▶ [Task description]: All records that follow are to be copied exactly, with images omitted.

(Data records for software interfaces)
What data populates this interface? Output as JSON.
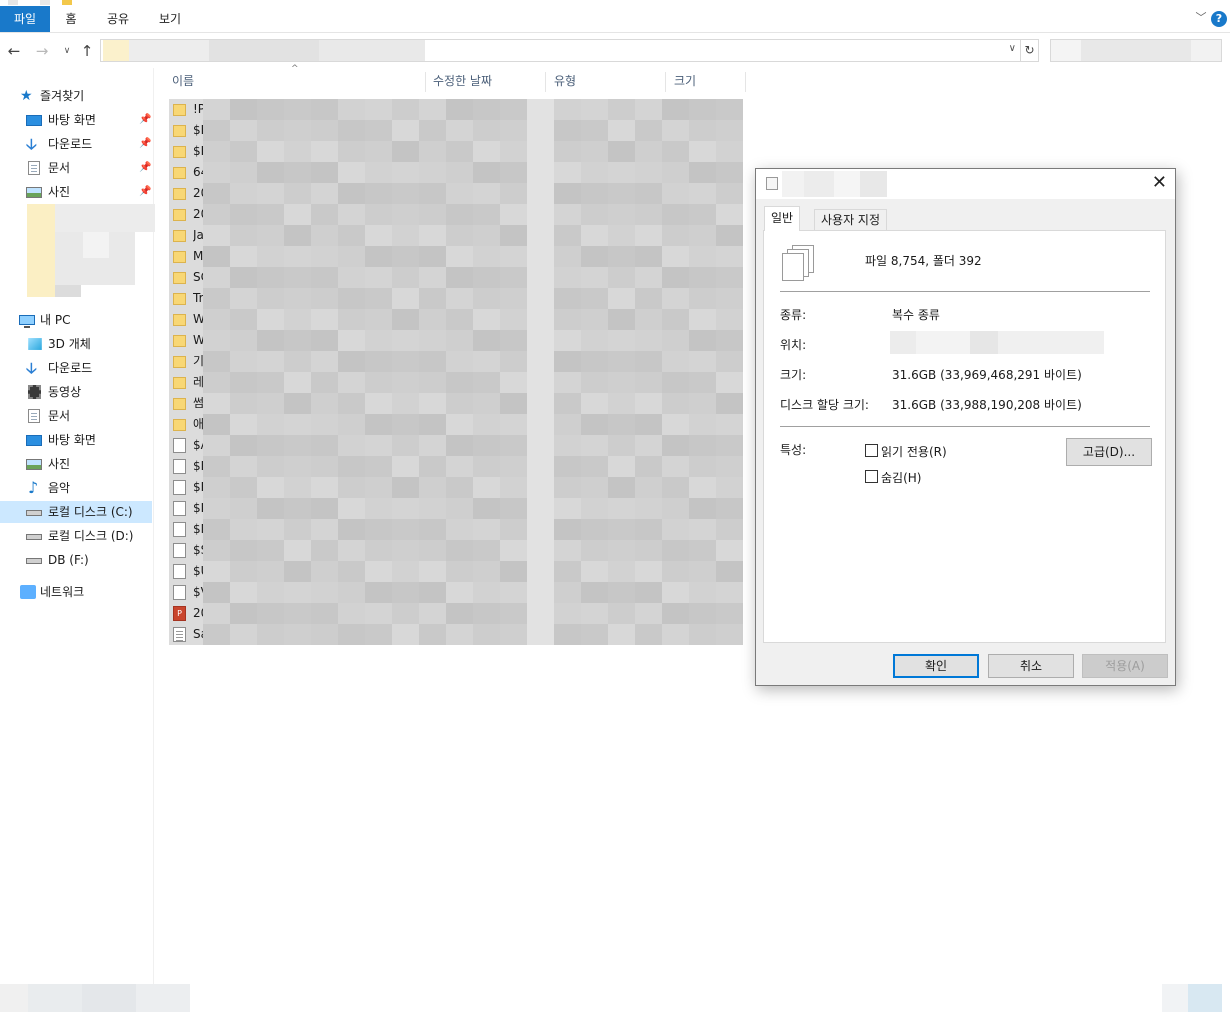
{
  "ribbon": {
    "tabs": [
      "파일",
      "홈",
      "공유",
      "보기"
    ],
    "help_glyph": "?"
  },
  "nav": {
    "quick_access": "즐겨찾기",
    "pinned": [
      "바탕 화면",
      "다운로드",
      "문서",
      "사진"
    ],
    "this_pc": "내 PC",
    "pc_items": [
      "3D 개체",
      "다운로드",
      "동영상",
      "문서",
      "바탕 화면",
      "사진",
      "음악",
      "로컬 디스크 (C:)",
      "로컬 디스크 (D:)",
      "DB (F:)"
    ],
    "network": "네트워크",
    "selected": "로컬 디스크 (C:)"
  },
  "columns": [
    "이름",
    "수정한 날짜",
    "유형",
    "크기"
  ],
  "files": [
    {
      "name": "!P",
      "kind": "folder"
    },
    {
      "name": "$E",
      "kind": "folder"
    },
    {
      "name": "$F",
      "kind": "folder"
    },
    {
      "name": "64",
      "kind": "folder"
    },
    {
      "name": "20",
      "kind": "folder"
    },
    {
      "name": "20",
      "kind": "folder"
    },
    {
      "name": "Ja",
      "kind": "folder"
    },
    {
      "name": "M",
      "kind": "folder"
    },
    {
      "name": "SC",
      "kind": "folder"
    },
    {
      "name": "Tr",
      "kind": "folder"
    },
    {
      "name": "W",
      "kind": "folder"
    },
    {
      "name": "W",
      "kind": "folder"
    },
    {
      "name": "기",
      "kind": "folder"
    },
    {
      "name": "레",
      "kind": "folder"
    },
    {
      "name": "썸",
      "kind": "folder"
    },
    {
      "name": "애",
      "kind": "folder"
    },
    {
      "name": "$A",
      "kind": "file"
    },
    {
      "name": "$E",
      "kind": "file"
    },
    {
      "name": "$E",
      "kind": "file"
    },
    {
      "name": "$L",
      "kind": "file"
    },
    {
      "name": "$N",
      "kind": "file"
    },
    {
      "name": "$S",
      "kind": "file"
    },
    {
      "name": "$U",
      "kind": "file"
    },
    {
      "name": "$V",
      "kind": "file"
    },
    {
      "name": "20",
      "kind": "ppt"
    },
    {
      "name": "Sa",
      "kind": "txt"
    }
  ],
  "dialog": {
    "tabs": [
      "일반",
      "사용자 지정"
    ],
    "summary": "파일 8,754, 폴더 392",
    "type_label": "종류:",
    "type_value": "복수 종류",
    "location_label": "위치:",
    "size_label": "크기:",
    "size_value": "31.6GB (33,969,468,291 바이트)",
    "disk_label": "디스크 할당 크기:",
    "disk_value": "31.6GB (33,988,190,208 바이트)",
    "attr_label": "특성:",
    "readonly": "읽기 전용(R)",
    "hidden": "숨김(H)",
    "advanced": "고급(D)...",
    "ok": "확인",
    "cancel": "취소",
    "apply": "적용(A)",
    "close_glyph": "✕"
  }
}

▶ [Solution for this problem]:
What data populates this interface? Output as JSON.
{
  "ribbon": {
    "tabs": [
      "파일",
      "홈",
      "공유",
      "보기"
    ],
    "help_glyph": "?"
  },
  "nav": {
    "quick_access": "즐겨찾기",
    "pinned": [
      "바탕 화면",
      "다운로드",
      "문서",
      "사진"
    ],
    "this_pc": "내 PC",
    "pc_items": [
      "3D 개체",
      "다운로드",
      "동영상",
      "문서",
      "바탕 화면",
      "사진",
      "음악",
      "로컬 디스크 (C:)",
      "로컬 디스크 (D:)",
      "DB (F:)"
    ],
    "network": "네트워크",
    "selected": "로컬 디스크 (C:)"
  },
  "columns": [
    "이름",
    "수정한 날짜",
    "유형",
    "크기"
  ],
  "files": [
    {
      "name": "!P",
      "kind": "folder"
    },
    {
      "name": "$E",
      "kind": "folder"
    },
    {
      "name": "$F",
      "kind": "folder"
    },
    {
      "name": "64",
      "kind": "folder"
    },
    {
      "name": "20",
      "kind": "folder"
    },
    {
      "name": "20",
      "kind": "folder"
    },
    {
      "name": "Ja",
      "kind": "folder"
    },
    {
      "name": "M",
      "kind": "folder"
    },
    {
      "name": "SC",
      "kind": "folder"
    },
    {
      "name": "Tr",
      "kind": "folder"
    },
    {
      "name": "W",
      "kind": "folder"
    },
    {
      "name": "W",
      "kind": "folder"
    },
    {
      "name": "기",
      "kind": "folder"
    },
    {
      "name": "레",
      "kind": "folder"
    },
    {
      "name": "썸",
      "kind": "folder"
    },
    {
      "name": "애",
      "kind": "folder"
    },
    {
      "name": "$A",
      "kind": "file"
    },
    {
      "name": "$E",
      "kind": "file"
    },
    {
      "name": "$E",
      "kind": "file"
    },
    {
      "name": "$L",
      "kind": "file"
    },
    {
      "name": "$N",
      "kind": "file"
    },
    {
      "name": "$S",
      "kind": "file"
    },
    {
      "name": "$U",
      "kind": "file"
    },
    {
      "name": "$V",
      "kind": "file"
    },
    {
      "name": "20",
      "kind": "ppt"
    },
    {
      "name": "Sa",
      "kind": "txt"
    }
  ],
  "dialog": {
    "tabs": [
      "일반",
      "사용자 지정"
    ],
    "summary": "파일 8,754, 폴더 392",
    "type_label": "종류:",
    "type_value": "복수 종류",
    "location_label": "위치:",
    "size_label": "크기:",
    "size_value": "31.6GB (33,969,468,291 바이트)",
    "disk_label": "디스크 할당 크기:",
    "disk_value": "31.6GB (33,988,190,208 바이트)",
    "attr_label": "특성:",
    "readonly": "읽기 전용(R)",
    "hidden": "숨김(H)",
    "advanced": "고급(D)...",
    "ok": "확인",
    "cancel": "취소",
    "apply": "적용(A)",
    "close_glyph": "✕"
  }
}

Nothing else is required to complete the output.